### Your task
Go through the records below and write each one out again unchanged.

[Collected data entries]
※

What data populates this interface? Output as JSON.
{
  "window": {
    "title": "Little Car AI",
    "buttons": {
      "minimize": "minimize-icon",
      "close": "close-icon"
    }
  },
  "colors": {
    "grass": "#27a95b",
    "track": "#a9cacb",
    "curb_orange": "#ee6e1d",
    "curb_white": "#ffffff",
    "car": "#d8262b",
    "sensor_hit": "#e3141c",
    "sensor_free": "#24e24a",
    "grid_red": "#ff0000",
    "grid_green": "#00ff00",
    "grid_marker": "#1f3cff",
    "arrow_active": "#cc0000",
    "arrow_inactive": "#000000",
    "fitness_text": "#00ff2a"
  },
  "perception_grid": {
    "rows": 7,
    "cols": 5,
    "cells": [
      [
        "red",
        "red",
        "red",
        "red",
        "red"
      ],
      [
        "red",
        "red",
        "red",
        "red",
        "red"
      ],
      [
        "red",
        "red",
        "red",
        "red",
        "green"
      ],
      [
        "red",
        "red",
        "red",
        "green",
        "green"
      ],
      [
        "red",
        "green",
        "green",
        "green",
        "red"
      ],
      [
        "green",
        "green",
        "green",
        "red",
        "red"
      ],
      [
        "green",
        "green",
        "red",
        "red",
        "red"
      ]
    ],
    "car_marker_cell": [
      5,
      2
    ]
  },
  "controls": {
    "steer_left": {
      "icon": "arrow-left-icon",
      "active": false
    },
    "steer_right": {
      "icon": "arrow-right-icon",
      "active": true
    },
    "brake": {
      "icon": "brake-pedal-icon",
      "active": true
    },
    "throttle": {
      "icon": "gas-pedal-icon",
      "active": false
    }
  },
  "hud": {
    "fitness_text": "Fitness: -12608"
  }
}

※

### Response to this exercise
What data populates this interface? Output as JSON.
{
  "window": {
    "title": "Little Car AI",
    "buttons": {
      "minimize": "minimize-icon",
      "close": "close-icon"
    }
  },
  "colors": {
    "grass": "#27a95b",
    "track": "#a9cacb",
    "curb_orange": "#ee6e1d",
    "curb_white": "#ffffff",
    "car": "#d8262b",
    "sensor_hit": "#e3141c",
    "sensor_free": "#24e24a",
    "grid_red": "#ff0000",
    "grid_green": "#00ff00",
    "grid_marker": "#1f3cff",
    "arrow_active": "#cc0000",
    "arrow_inactive": "#000000",
    "fitness_text": "#00ff2a"
  },
  "perception_grid": {
    "rows": 7,
    "cols": 5,
    "cells": [
      [
        "red",
        "red",
        "red",
        "red",
        "red"
      ],
      [
        "red",
        "red",
        "red",
        "red",
        "red"
      ],
      [
        "red",
        "red",
        "red",
        "red",
        "green"
      ],
      [
        "red",
        "red",
        "red",
        "green",
        "green"
      ],
      [
        "red",
        "green",
        "green",
        "green",
        "red"
      ],
      [
        "green",
        "green",
        "green",
        "red",
        "red"
      ],
      [
        "green",
        "green",
        "red",
        "red",
        "red"
      ]
    ],
    "car_marker_cell": [
      5,
      2
    ]
  },
  "controls": {
    "steer_left": {
      "icon": "arrow-left-icon",
      "active": false
    },
    "steer_right": {
      "icon": "arrow-right-icon",
      "active": true
    },
    "brake": {
      "icon": "brake-pedal-icon",
      "active": true
    },
    "throttle": {
      "icon": "gas-pedal-icon",
      "active": false
    }
  },
  "hud": {
    "fitness_text": "Fitness: -12608"
  }
}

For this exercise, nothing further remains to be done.